WHAT THE EXERCISE ASKS ->
Please write the listing below out again exactly, leaving every picture behind.

EXTRACTED INFORMATION ->
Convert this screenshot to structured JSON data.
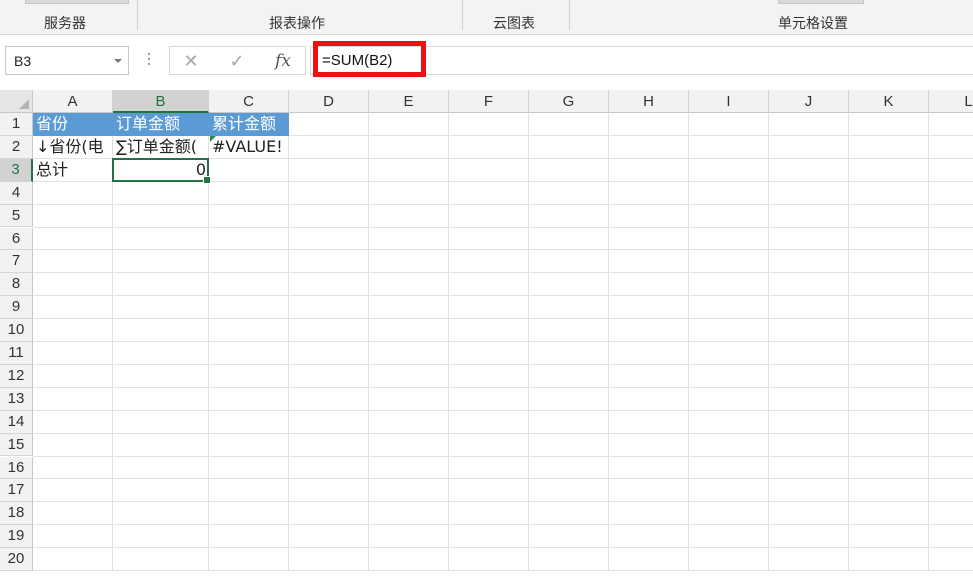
{
  "ribbon": {
    "groups": [
      "服务器",
      "报表操作",
      "云图表",
      "单元格设置"
    ]
  },
  "formula_bar": {
    "name_box": "B3",
    "cancel_icon": "✕",
    "enter_icon": "✓",
    "fx_label": "fx",
    "formula": "=SUM(B2)"
  },
  "sheet": {
    "columns": [
      "A",
      "B",
      "C",
      "D",
      "E",
      "F",
      "G",
      "H",
      "I",
      "J",
      "K",
      "L"
    ],
    "rows": [
      "1",
      "2",
      "3",
      "4",
      "5",
      "6",
      "7",
      "8",
      "9",
      "10",
      "11",
      "12",
      "13",
      "14",
      "15",
      "16",
      "17",
      "18",
      "19",
      "20"
    ],
    "selected_cell": "B3",
    "cells": {
      "A1": "省份",
      "B1": "订单金额",
      "C1": "累计金额",
      "A2": "↓省份(电",
      "B2": "∑订单金额(",
      "C2": "#VALUE!",
      "A3": "总计",
      "B3": "0"
    }
  },
  "colors": {
    "header_fill": "#5b9bd5",
    "selection": "#217346",
    "highlight": "#ee1111"
  }
}
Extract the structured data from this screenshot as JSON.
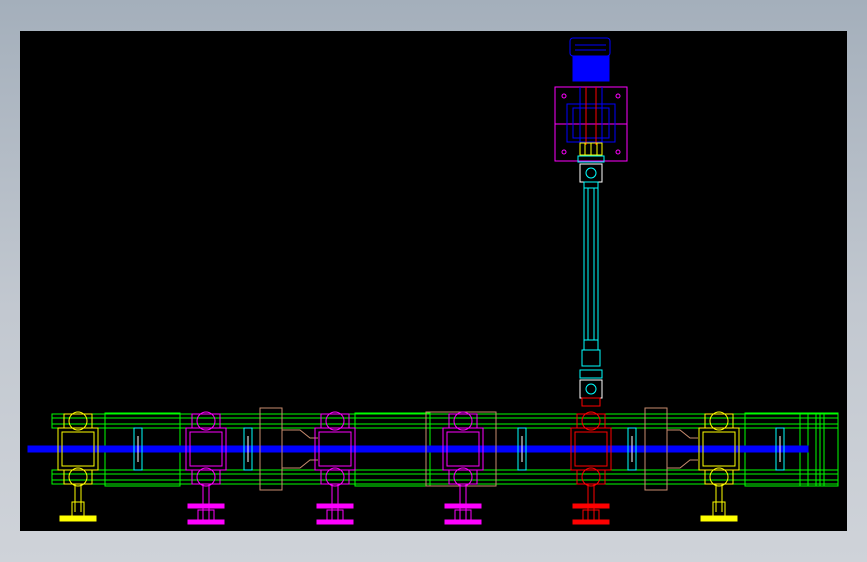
{
  "viewer": {
    "background_outer": "#b8c0ca",
    "background_canvas": "#000000"
  },
  "colors": {
    "frame": "#00ff00",
    "shaft": "#0000ff",
    "roller_yellow": "#ffff00",
    "roller_magenta": "#ff00ff",
    "roller_red": "#ff0000",
    "cyan": "#00ffff",
    "tan": "#c88c6e",
    "motor": "#0000ff"
  },
  "icons": {
    "motor": "drive-motor-icon",
    "gearbox": "gearbox-icon",
    "driveshaft": "drive-shaft-icon"
  },
  "drawing": {
    "roller_units": [
      {
        "name": "roller-unit-1",
        "color": "yellow"
      },
      {
        "name": "roller-unit-2",
        "color": "magenta"
      },
      {
        "name": "roller-unit-3",
        "color": "magenta"
      },
      {
        "name": "roller-unit-4",
        "color": "magenta"
      },
      {
        "name": "roller-unit-5-driven",
        "color": "red"
      },
      {
        "name": "roller-unit-6",
        "color": "yellow"
      }
    ]
  }
}
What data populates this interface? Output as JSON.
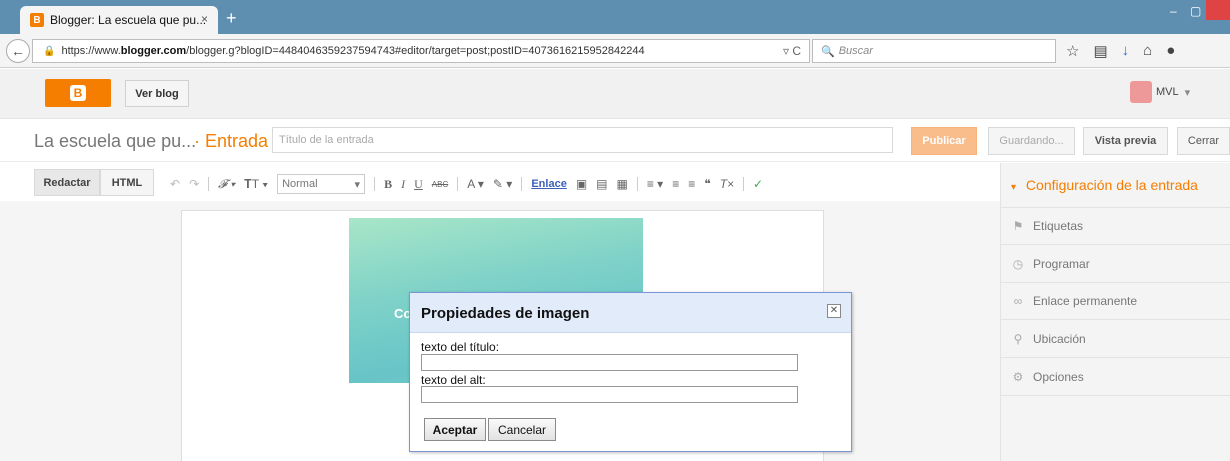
{
  "browser": {
    "tab_title": "Blogger: La escuela que pu...",
    "tab_close": "×",
    "new_tab": "+",
    "url_prefix": "https://www.",
    "url_domain": "blogger.com",
    "url_rest": "/blogger.g?blogID=4484046359237594743#editor/target=post;postID=4073616215952842244",
    "search_placeholder": "Buscar",
    "window_minimize": "–",
    "window_maximize": "▢"
  },
  "blogger_bar": {
    "view_blog": "Ver blog",
    "user": "MVL"
  },
  "title_row": {
    "blog_name": "La escuela que pu...",
    "section": "· Entrada",
    "title_placeholder": "Título de la entrada",
    "publish": "Publicar",
    "saving": "Guardando...",
    "preview": "Vista previa",
    "close": "Cerrar"
  },
  "toolbar": {
    "compose": "Redactar",
    "html": "HTML",
    "font_size": "Normal",
    "link": "Enlace"
  },
  "editor": {
    "image_caption": "Co"
  },
  "sidebar": {
    "header": "Configuración de la entrada",
    "items": [
      {
        "label": "Etiquetas",
        "icon": "tag-icon"
      },
      {
        "label": "Programar",
        "icon": "clock-icon"
      },
      {
        "label": "Enlace permanente",
        "icon": "link-icon"
      },
      {
        "label": "Ubicación",
        "icon": "location-pin-icon"
      },
      {
        "label": "Opciones",
        "icon": "gear-icon"
      }
    ]
  },
  "dialog": {
    "title": "Propiedades de imagen",
    "title_label": "texto del título:",
    "title_value": "",
    "alt_label": "texto del alt:",
    "alt_value": "",
    "accept": "Aceptar",
    "cancel": "Cancelar"
  },
  "colors": {
    "blogger_orange": "#f57d00",
    "tabbar": "#5e8fb1",
    "dialog_header": "#e1ebfa"
  }
}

ANSWER BOX ->
Convert this screenshot to structured JSON data.
{
  "ribbon": {
    "groups": [
      "服务器",
      "报表操作",
      "云图表",
      "单元格设置"
    ]
  },
  "formula_bar": {
    "name_box": "B3",
    "cancel_icon": "✕",
    "enter_icon": "✓",
    "fx_label": "fx",
    "formula": "=SUM(B2)"
  },
  "sheet": {
    "columns": [
      "A",
      "B",
      "C",
      "D",
      "E",
      "F",
      "G",
      "H",
      "I",
      "J",
      "K",
      "L"
    ],
    "rows": [
      "1",
      "2",
      "3",
      "4",
      "5",
      "6",
      "7",
      "8",
      "9",
      "10",
      "11",
      "12",
      "13",
      "14",
      "15",
      "16",
      "17",
      "18",
      "19",
      "20"
    ],
    "selected_cell": "B3",
    "cells": {
      "A1": "省份",
      "B1": "订单金额",
      "C1": "累计金额",
      "A2": "↓省份(电",
      "B2": "∑订单金额(",
      "C2": "#VALUE!",
      "A3": "总计",
      "B3": "0"
    }
  },
  "colors": {
    "header_fill": "#5b9bd5",
    "selection": "#217346",
    "highlight": "#ee1111"
  }
}
Extract the structured data from this screenshot as JSON.
{
  "viewer": {
    "background_outer": "#b8c0ca",
    "background_canvas": "#000000"
  },
  "colors": {
    "frame": "#00ff00",
    "shaft": "#0000ff",
    "roller_yellow": "#ffff00",
    "roller_magenta": "#ff00ff",
    "roller_red": "#ff0000",
    "cyan": "#00ffff",
    "tan": "#c88c6e",
    "motor": "#0000ff"
  },
  "icons": {
    "motor": "drive-motor-icon",
    "gearbox": "gearbox-icon",
    "driveshaft": "drive-shaft-icon"
  },
  "drawing": {
    "roller_units": [
      {
        "name": "roller-unit-1",
        "color": "yellow"
      },
      {
        "name": "roller-unit-2",
        "color": "magenta"
      },
      {
        "name": "roller-unit-3",
        "color": "magenta"
      },
      {
        "name": "roller-unit-4",
        "color": "magenta"
      },
      {
        "name": "roller-unit-5-driven",
        "color": "red"
      },
      {
        "name": "roller-unit-6",
        "color": "yellow"
      }
    ]
  }
}
What data populates this interface? Output as JSON.
{
  "browser": {
    "tab_title": "Blogger: La escuela que pu...",
    "tab_close": "×",
    "new_tab": "+",
    "url_prefix": "https://www.",
    "url_domain": "blogger.com",
    "url_rest": "/blogger.g?blogID=4484046359237594743#editor/target=post;postID=4073616215952842244",
    "search_placeholder": "Buscar",
    "window_minimize": "–",
    "window_maximize": "▢"
  },
  "blogger_bar": {
    "view_blog": "Ver blog",
    "user": "MVL"
  },
  "title_row": {
    "blog_name": "La escuela que pu...",
    "section": "· Entrada",
    "title_placeholder": "Título de la entrada",
    "publish": "Publicar",
    "saving": "Guardando...",
    "preview": "Vista previa",
    "close": "Cerrar"
  },
  "toolbar": {
    "compose": "Redactar",
    "html": "HTML",
    "font_size": "Normal",
    "link": "Enlace"
  },
  "editor": {
    "image_caption": "Co"
  },
  "sidebar": {
    "header": "Configuración de la entrada",
    "items": [
      {
        "label": "Etiquetas",
        "icon": "tag-icon"
      },
      {
        "label": "Programar",
        "icon": "clock-icon"
      },
      {
        "label": "Enlace permanente",
        "icon": "link-icon"
      },
      {
        "label": "Ubicación",
        "icon": "location-pin-icon"
      },
      {
        "label": "Opciones",
        "icon": "gear-icon"
      }
    ]
  },
  "dialog": {
    "title": "Propiedades de imagen",
    "title_label": "texto del título:",
    "title_value": "",
    "alt_label": "texto del alt:",
    "alt_value": "",
    "accept": "Aceptar",
    "cancel": "Cancelar"
  },
  "colors": {
    "blogger_orange": "#f57d00",
    "tabbar": "#5e8fb1",
    "dialog_header": "#e1ebfa"
  }
}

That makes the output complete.